:: Task brief ::
Please give back every entry in full, word for word, but none of the pictures.

:: Dataset rows describing interfaces ::
^^^^^^^^
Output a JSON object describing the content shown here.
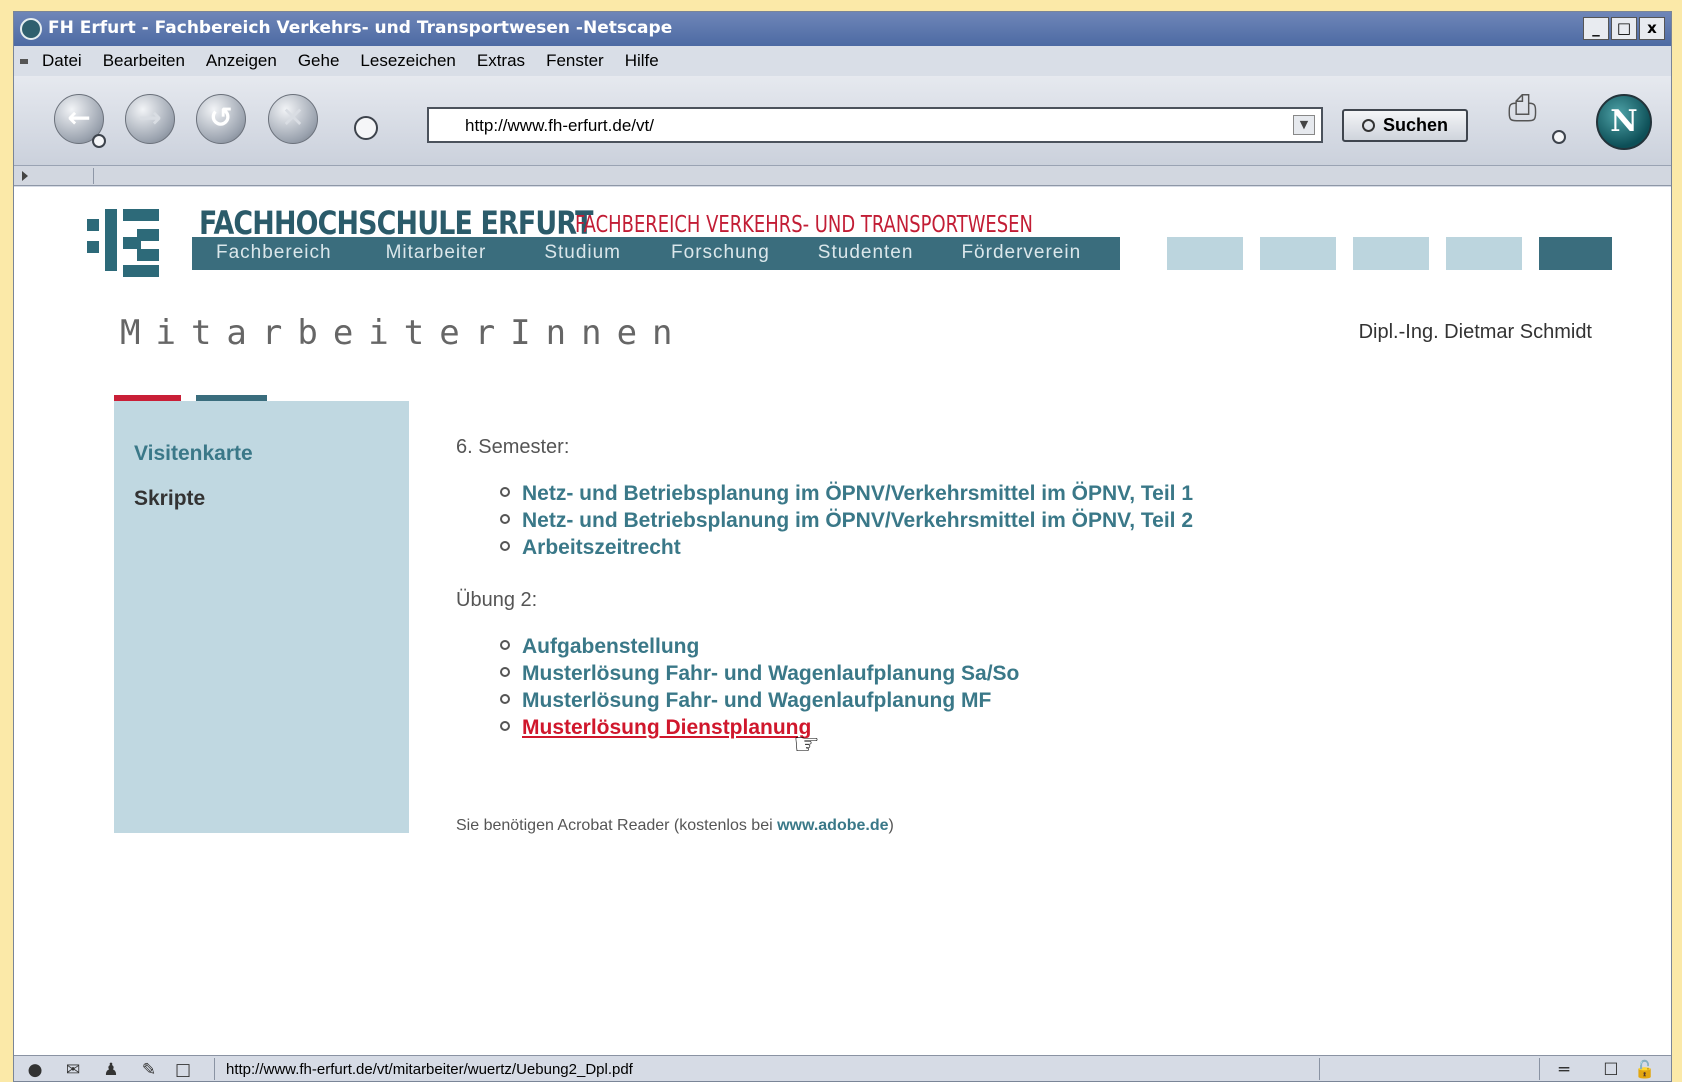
{
  "window": {
    "title": "FH Erfurt - Fachbereich Verkehrs- und Transportwesen -Netscape",
    "buttons": [
      "_",
      "□",
      "x"
    ]
  },
  "menu": [
    "Datei",
    "Bearbeiten",
    "Anzeigen",
    "Gehe",
    "Lesezeichen",
    "Extras",
    "Fenster",
    "Hilfe"
  ],
  "toolbar": {
    "url": "http://www.fh-erfurt.de/vt/",
    "search_label": "Suchen",
    "back_icon": "back-arrow-icon",
    "forward_icon": "forward-arrow-icon",
    "reload_icon": "reload-icon",
    "stop_icon": "stop-icon"
  },
  "site": {
    "brand": "FACHHOCHSCHULE ERFURT",
    "department": "FACHBEREICH VERKEHRS- UND TRANSPORTWESEN",
    "nav": [
      "Fachbereich",
      "Mitarbeiter",
      "Studium",
      "Forschung",
      "Studenten",
      "Förderverein"
    ],
    "page_title": "MitarbeiterInnen",
    "person": "Dipl.-Ing. Dietmar Schmidt",
    "sidebar": [
      "Visitenkarte",
      "Skripte"
    ],
    "semester_label": "6. Semester:",
    "semester_links": [
      "Netz- und Betriebsplanung im ÖPNV/Verkehrsmittel im ÖPNV, Teil 1",
      "Netz- und Betriebsplanung im ÖPNV/Verkehrsmittel im ÖPNV, Teil 2",
      "Arbeitszeitrecht"
    ],
    "uebung_label": "Übung 2:",
    "uebung_links": [
      "Aufgabenstellung",
      "Musterlösung Fahr- und Wagenlaufplanung Sa/So",
      "Musterlösung Fahr- und Wagenlaufplanung MF",
      "Musterlösung Dienstplanung"
    ],
    "note_prefix": "Sie benötigen Acrobat Reader (kostenlos bei ",
    "note_link": "www.adobe.de",
    "note_suffix": ")"
  },
  "status": {
    "text": "http://www.fh-erfurt.de/vt/mitarbeiter/wuertz/Uebung2_Dpl.pdf"
  },
  "colors": {
    "teal": "#3a6d7d",
    "red": "#c91f37",
    "sidebar": "#c0d8e1",
    "link": "#3a7888",
    "active_link": "#d0172c"
  }
}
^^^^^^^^
:: Problem solution ::
Output a JSON object describing the content shown here.
{
  "window": {
    "title": "FH Erfurt - Fachbereich Verkehrs- und Transportwesen -Netscape",
    "buttons": [
      "_",
      "□",
      "x"
    ]
  },
  "menu": [
    "Datei",
    "Bearbeiten",
    "Anzeigen",
    "Gehe",
    "Lesezeichen",
    "Extras",
    "Fenster",
    "Hilfe"
  ],
  "toolbar": {
    "url": "http://www.fh-erfurt.de/vt/",
    "search_label": "Suchen",
    "back_icon": "back-arrow-icon",
    "forward_icon": "forward-arrow-icon",
    "reload_icon": "reload-icon",
    "stop_icon": "stop-icon"
  },
  "site": {
    "brand": "FACHHOCHSCHULE ERFURT",
    "department": "FACHBEREICH VERKEHRS- UND TRANSPORTWESEN",
    "nav": [
      "Fachbereich",
      "Mitarbeiter",
      "Studium",
      "Forschung",
      "Studenten",
      "Förderverein"
    ],
    "page_title": "MitarbeiterInnen",
    "person": "Dipl.-Ing. Dietmar Schmidt",
    "sidebar": [
      "Visitenkarte",
      "Skripte"
    ],
    "semester_label": "6. Semester:",
    "semester_links": [
      "Netz- und Betriebsplanung im ÖPNV/Verkehrsmittel im ÖPNV, Teil 1",
      "Netz- und Betriebsplanung im ÖPNV/Verkehrsmittel im ÖPNV, Teil 2",
      "Arbeitszeitrecht"
    ],
    "uebung_label": "Übung 2:",
    "uebung_links": [
      "Aufgabenstellung",
      "Musterlösung Fahr- und Wagenlaufplanung Sa/So",
      "Musterlösung Fahr- und Wagenlaufplanung MF",
      "Musterlösung Dienstplanung"
    ],
    "note_prefix": "Sie benötigen Acrobat Reader (kostenlos bei ",
    "note_link": "www.adobe.de",
    "note_suffix": ")"
  },
  "status": {
    "text": "http://www.fh-erfurt.de/vt/mitarbeiter/wuertz/Uebung2_Dpl.pdf"
  },
  "colors": {
    "teal": "#3a6d7d",
    "red": "#c91f37",
    "sidebar": "#c0d8e1",
    "link": "#3a7888",
    "active_link": "#d0172c"
  }
}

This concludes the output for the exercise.